Eagle Rock Entertainment recently released, with some great fanfare – including a nearly complete re-broadcast on the Jimmy Fallon show with Mick Jagger guesting – a video chronicle of the Rolling Stones recording of Exile On Main Street. To critics, Exile is generally regarded as the Stones’ high-water mark, featuring some of their most spirited and bluesy playing (particularly the rich interplay between guitarists Keith Richards and Mick Taylor). Stones in Exile presents a great opportunity for fans of the record to intimately revisit the making of as the Stones and several other talking heads assemble to comment on the recording and impact of that album.
Stones in Exile is more than just a simple recounting of the making of a classic album. Stones in Exile provides a window into the Stones creative process and shows how songs and albums get made. It is interesting to learn that songs that began in London’s Olympic Studios were embellished in France and overdubbed in Los Angeles. That’s how we get “Tumblin’ Dice” and many others from Main Street. This musical element, and peeking into the process was, at least for me, was the best part of the documentary.
There was also a cultural “time capsule” component of Stones in Exile. Those early seventies’ years were wild times for the Stones (and everyone else). This is the whole, “if you remember it, you weren’t there!” sentiment. Seriously, hanging out in a mansion in the south of France with Keith Richards had to be pretty freaking wild – and this film captures some of that. People were walking out the front door stealing heavy equipment right in front of everyone. Heck, it was even too much for Mick who left to go marry Bianca!
Hardcore Stones’ fans are already familiar with this era courtesy of footage (some reused here) from the widely bootlegged documentary C*cksucker Blues. There was a whole lot of debauchery going on at that time and Stones in Exile does not shy away from showing some of this. Fortunately the documentary, directed by Stephen Kijak, doesn’t focus entirely of this element and provides a more balanced assessment of Exile on Main Street.
I am personally am not a huge Exile fan. I much prefer Let it Bleed, Some Girls, and Sticky Fingers as superior, having better songs and being more representative in understanding the Stones as a counter to the Beatles. Exile on Main Street always seemed sloppy and unfocused. Stones in Exile shows that this assessment has grounding in reality. Those were chaotic times. Mick seems a bit baffled by the albums popularity.

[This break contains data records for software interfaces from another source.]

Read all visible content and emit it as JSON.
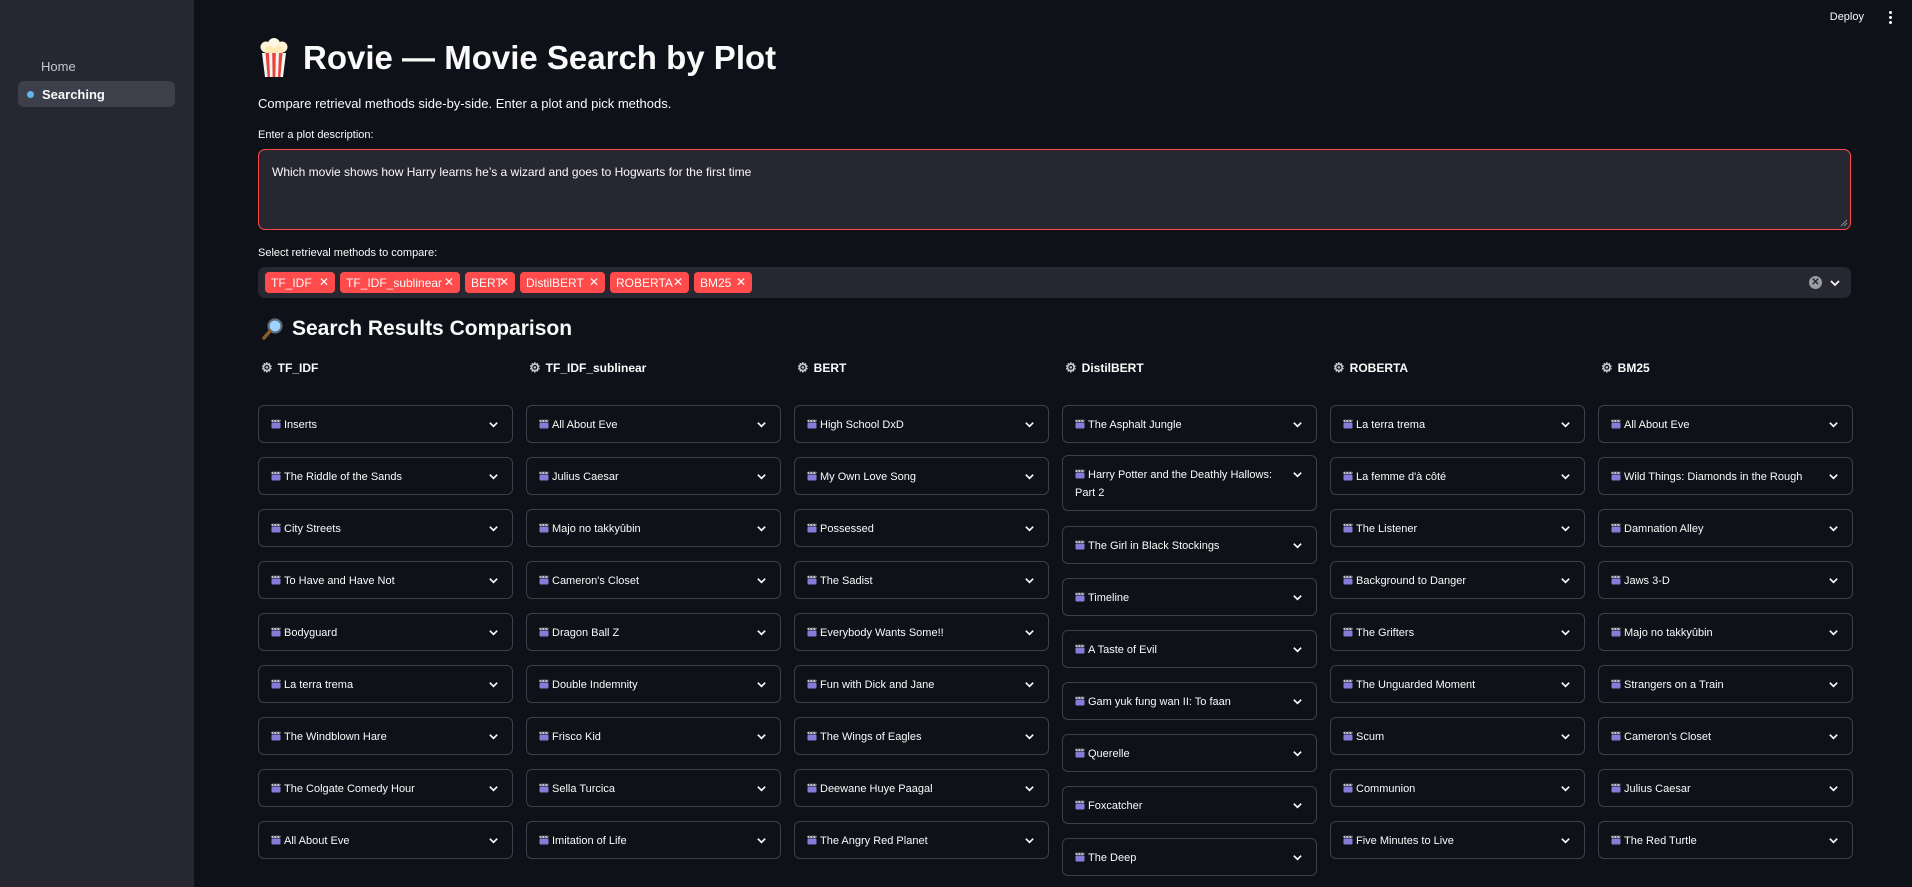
{
  "sidebar": {
    "items": [
      {
        "label": "Home",
        "active": false
      },
      {
        "label": "Searching",
        "active": true
      }
    ]
  },
  "header": {
    "deploy_label": "Deploy"
  },
  "page": {
    "title": "Rovie — Movie Search by Plot",
    "subtitle": "Compare retrieval methods side-by-side. Enter a plot and pick methods.",
    "plot_label": "Enter a plot description:",
    "plot_value": "Which movie shows how Harry learns he’s a wizard and goes to Hogwarts for the first time",
    "methods_label": "Select retrieval methods to compare:",
    "methods": [
      "TF_IDF",
      "TF_IDF_sublinear",
      "BERT",
      "DistilBERT",
      "ROBERTA",
      "BM25"
    ],
    "results_title": "Search Results Comparison"
  },
  "colors": {
    "accent": "#ff4b4b",
    "background": "#0e1117",
    "sidebar": "#262730",
    "border": "#3d3f4b"
  },
  "results": [
    {
      "method": "TF_IDF",
      "movies": [
        "Inserts",
        "The Riddle of the Sands",
        "City Streets",
        "To Have and Have Not",
        "Bodyguard",
        "La terra trema",
        "The Windblown Hare",
        "The Colgate Comedy Hour",
        "All About Eve"
      ]
    },
    {
      "method": "TF_IDF_sublinear",
      "movies": [
        "All About Eve",
        "Julius Caesar",
        "Majo no takkyûbin",
        "Cameron's Closet",
        "Dragon Ball Z",
        "Double Indemnity",
        "Frisco Kid",
        "Sella Turcica",
        "Imitation of Life"
      ]
    },
    {
      "method": "BERT",
      "movies": [
        "High School DxD",
        "My Own Love Song",
        "Possessed",
        "The Sadist",
        "Everybody Wants Some!!",
        "Fun with Dick and Jane",
        "The Wings of Eagles",
        "Deewane Huye Paagal",
        "The Angry Red Planet"
      ]
    },
    {
      "method": "DistilBERT",
      "movies": [
        "The Asphalt Jungle",
        "Harry Potter and the Deathly Hallows: Part 2",
        "The Girl in Black Stockings",
        "Timeline",
        "A Taste of Evil",
        "Gam yuk fung wan II: To faan",
        "Querelle",
        "Foxcatcher",
        "The Deep"
      ]
    },
    {
      "method": "ROBERTA",
      "movies": [
        "La terra trema",
        "La femme d'à côté",
        "The Listener",
        "Background to Danger",
        "The Grifters",
        "The Unguarded Moment",
        "Scum",
        "Communion",
        "Five Minutes to Live"
      ]
    },
    {
      "method": "BM25",
      "movies": [
        "All About Eve",
        "Wild Things: Diamonds in the Rough",
        "Damnation Alley",
        "Jaws 3-D",
        "Majo no takkyûbin",
        "Strangers on a Train",
        "Cameron's Closet",
        "Julius Caesar",
        "The Red Turtle"
      ]
    }
  ]
}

What is important to take away from this review is that none of that matters when it comes to evaluating the documentary. Irrespective of where Exile on Main Street sits in music history Stones in Exile is a fascinating and a must watch/own for any classic rock music fan. There is nothing quite like it, except maybe the Beatles Let it Be, that captures the music making process for a band as seminal as the Stones. Until Let it Be is released from the vaults (unlikely anytime soon), Stones in Exile may be the best documentary of that magical time in music where it all came together – music mattered, people had incredible talent, and on top it all, everyone was beautiful.